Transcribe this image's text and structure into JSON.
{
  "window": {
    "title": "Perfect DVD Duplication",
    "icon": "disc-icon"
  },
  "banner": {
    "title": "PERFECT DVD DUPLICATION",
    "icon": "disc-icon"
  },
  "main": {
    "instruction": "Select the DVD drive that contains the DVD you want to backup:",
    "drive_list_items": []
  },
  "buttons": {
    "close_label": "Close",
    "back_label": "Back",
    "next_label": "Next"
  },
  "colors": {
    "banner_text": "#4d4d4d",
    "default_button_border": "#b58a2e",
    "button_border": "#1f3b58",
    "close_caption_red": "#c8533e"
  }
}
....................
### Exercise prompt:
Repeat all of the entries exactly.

### Response to this task:
Transcribe this image's text and structure into JSON.
{
  "window": {
    "title": "Perfect DVD Duplication",
    "icon": "disc-icon"
  },
  "banner": {
    "title": "PERFECT DVD DUPLICATION",
    "icon": "disc-icon"
  },
  "main": {
    "instruction": "Select the DVD drive that contains the DVD you want to backup:",
    "drive_list_items": []
  },
  "buttons": {
    "close_label": "Close",
    "back_label": "Back",
    "next_label": "Next"
  },
  "colors": {
    "banner_text": "#4d4d4d",
    "default_button_border": "#b58a2e",
    "button_border": "#1f3b58",
    "close_caption_red": "#c8533e"
  }
}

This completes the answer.